A new survey shows just how much of an issue ‘fragmentation’ is for the Android platform.
In some respects, Google’s mobile operating system is too big for its own good. Because of the dozens of Android handsets on the market today, there is a lack of uniformity over hardware specifications, software functionality, technical specs, and overall performance.
This leads to a whole lot of confusion not only for developers but for end users as well. Users with a low-end, Android 2.1-powered phone are able to search through the exact same Android Market as someone with a dual-core, dual-camera smartphone with Android 2.3.

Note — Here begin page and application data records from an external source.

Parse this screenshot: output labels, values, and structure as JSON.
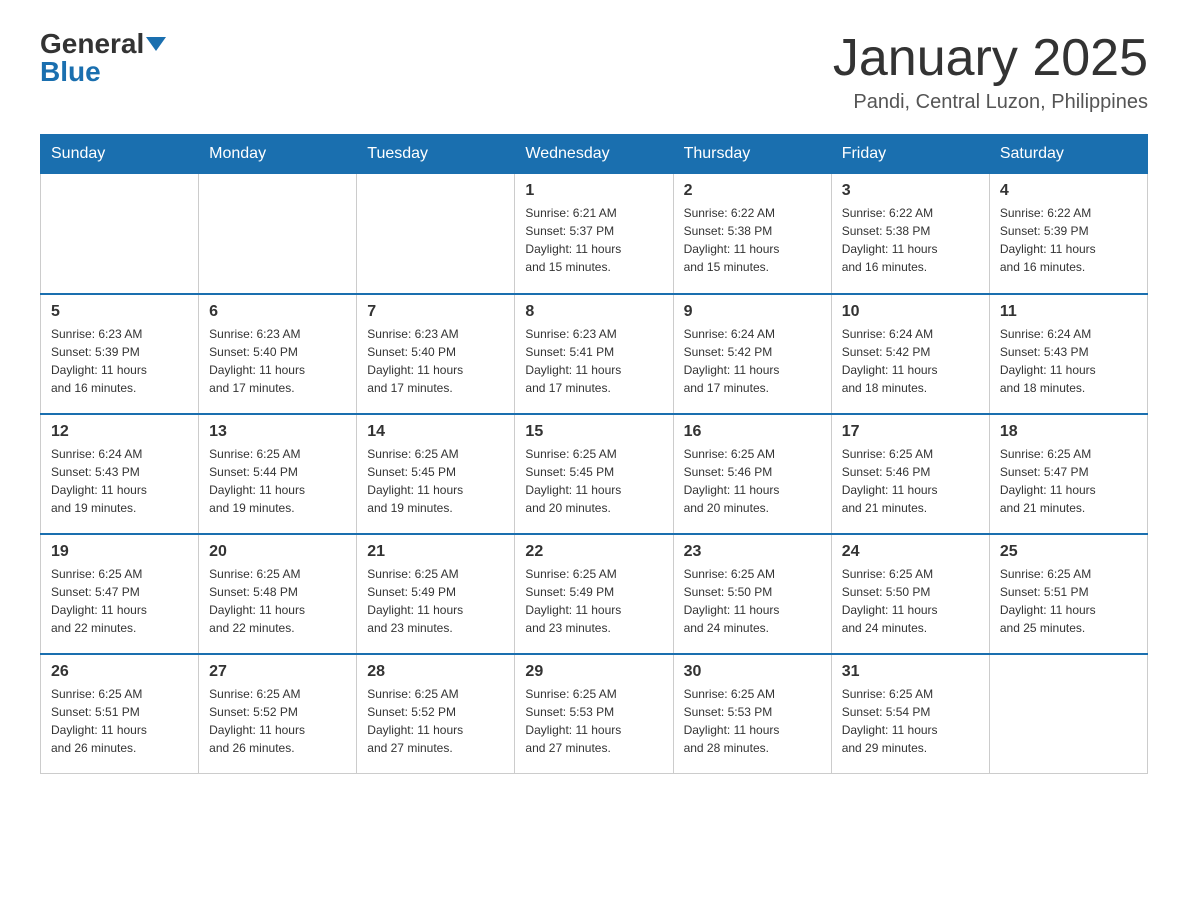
{
  "logo": {
    "general": "General",
    "blue": "Blue"
  },
  "title": "January 2025",
  "location": "Pandi, Central Luzon, Philippines",
  "headers": [
    "Sunday",
    "Monday",
    "Tuesday",
    "Wednesday",
    "Thursday",
    "Friday",
    "Saturday"
  ],
  "weeks": [
    [
      {
        "day": "",
        "info": ""
      },
      {
        "day": "",
        "info": ""
      },
      {
        "day": "",
        "info": ""
      },
      {
        "day": "1",
        "info": "Sunrise: 6:21 AM\nSunset: 5:37 PM\nDaylight: 11 hours\nand 15 minutes."
      },
      {
        "day": "2",
        "info": "Sunrise: 6:22 AM\nSunset: 5:38 PM\nDaylight: 11 hours\nand 15 minutes."
      },
      {
        "day": "3",
        "info": "Sunrise: 6:22 AM\nSunset: 5:38 PM\nDaylight: 11 hours\nand 16 minutes."
      },
      {
        "day": "4",
        "info": "Sunrise: 6:22 AM\nSunset: 5:39 PM\nDaylight: 11 hours\nand 16 minutes."
      }
    ],
    [
      {
        "day": "5",
        "info": "Sunrise: 6:23 AM\nSunset: 5:39 PM\nDaylight: 11 hours\nand 16 minutes."
      },
      {
        "day": "6",
        "info": "Sunrise: 6:23 AM\nSunset: 5:40 PM\nDaylight: 11 hours\nand 17 minutes."
      },
      {
        "day": "7",
        "info": "Sunrise: 6:23 AM\nSunset: 5:40 PM\nDaylight: 11 hours\nand 17 minutes."
      },
      {
        "day": "8",
        "info": "Sunrise: 6:23 AM\nSunset: 5:41 PM\nDaylight: 11 hours\nand 17 minutes."
      },
      {
        "day": "9",
        "info": "Sunrise: 6:24 AM\nSunset: 5:42 PM\nDaylight: 11 hours\nand 17 minutes."
      },
      {
        "day": "10",
        "info": "Sunrise: 6:24 AM\nSunset: 5:42 PM\nDaylight: 11 hours\nand 18 minutes."
      },
      {
        "day": "11",
        "info": "Sunrise: 6:24 AM\nSunset: 5:43 PM\nDaylight: 11 hours\nand 18 minutes."
      }
    ],
    [
      {
        "day": "12",
        "info": "Sunrise: 6:24 AM\nSunset: 5:43 PM\nDaylight: 11 hours\nand 19 minutes."
      },
      {
        "day": "13",
        "info": "Sunrise: 6:25 AM\nSunset: 5:44 PM\nDaylight: 11 hours\nand 19 minutes."
      },
      {
        "day": "14",
        "info": "Sunrise: 6:25 AM\nSunset: 5:45 PM\nDaylight: 11 hours\nand 19 minutes."
      },
      {
        "day": "15",
        "info": "Sunrise: 6:25 AM\nSunset: 5:45 PM\nDaylight: 11 hours\nand 20 minutes."
      },
      {
        "day": "16",
        "info": "Sunrise: 6:25 AM\nSunset: 5:46 PM\nDaylight: 11 hours\nand 20 minutes."
      },
      {
        "day": "17",
        "info": "Sunrise: 6:25 AM\nSunset: 5:46 PM\nDaylight: 11 hours\nand 21 minutes."
      },
      {
        "day": "18",
        "info": "Sunrise: 6:25 AM\nSunset: 5:47 PM\nDaylight: 11 hours\nand 21 minutes."
      }
    ],
    [
      {
        "day": "19",
        "info": "Sunrise: 6:25 AM\nSunset: 5:47 PM\nDaylight: 11 hours\nand 22 minutes."
      },
      {
        "day": "20",
        "info": "Sunrise: 6:25 AM\nSunset: 5:48 PM\nDaylight: 11 hours\nand 22 minutes."
      },
      {
        "day": "21",
        "info": "Sunrise: 6:25 AM\nSunset: 5:49 PM\nDaylight: 11 hours\nand 23 minutes."
      },
      {
        "day": "22",
        "info": "Sunrise: 6:25 AM\nSunset: 5:49 PM\nDaylight: 11 hours\nand 23 minutes."
      },
      {
        "day": "23",
        "info": "Sunrise: 6:25 AM\nSunset: 5:50 PM\nDaylight: 11 hours\nand 24 minutes."
      },
      {
        "day": "24",
        "info": "Sunrise: 6:25 AM\nSunset: 5:50 PM\nDaylight: 11 hours\nand 24 minutes."
      },
      {
        "day": "25",
        "info": "Sunrise: 6:25 AM\nSunset: 5:51 PM\nDaylight: 11 hours\nand 25 minutes."
      }
    ],
    [
      {
        "day": "26",
        "info": "Sunrise: 6:25 AM\nSunset: 5:51 PM\nDaylight: 11 hours\nand 26 minutes."
      },
      {
        "day": "27",
        "info": "Sunrise: 6:25 AM\nSunset: 5:52 PM\nDaylight: 11 hours\nand 26 minutes."
      },
      {
        "day": "28",
        "info": "Sunrise: 6:25 AM\nSunset: 5:52 PM\nDaylight: 11 hours\nand 27 minutes."
      },
      {
        "day": "29",
        "info": "Sunrise: 6:25 AM\nSunset: 5:53 PM\nDaylight: 11 hours\nand 27 minutes."
      },
      {
        "day": "30",
        "info": "Sunrise: 6:25 AM\nSunset: 5:53 PM\nDaylight: 11 hours\nand 28 minutes."
      },
      {
        "day": "31",
        "info": "Sunrise: 6:25 AM\nSunset: 5:54 PM\nDaylight: 11 hours\nand 29 minutes."
      },
      {
        "day": "",
        "info": ""
      }
    ]
  ]
}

If a developer creates an app that needs to use a front-facing camera, that app won’t be weeded out for users who don’t have a front-facing camera. And many times, the hardware differences aren’t that obvious. A developer may test his app on a Droid that works perfectly, only to find out later that his app causes Nexus S phones to crash.
In the new survey, conducted by Baird Research, 87% of Android developers said they were concerned with fragmentation. And 57% said it was a “meaningful” or “huge” problem.
“Generally, developers seem to prefer a unified, single store experience like Apple’s App Store,” the research firm concluded.
Netflix is one of the largest companies to say that fragmentation is the main reason it won’t develop an app for Android. The reason iPhone users can stream Netflix movies but Android users can’t is because of this lack of uniformity.
Google is looking to put a clamp on this in the future. It has previously said Android 3.0 will be a reboot for the platform. While it’s just a tablet OS for now, it will likely be coming to phones down the road, and when it does there will be much more stringent guidelines on what a manufacturer needs to do to get certified for Android.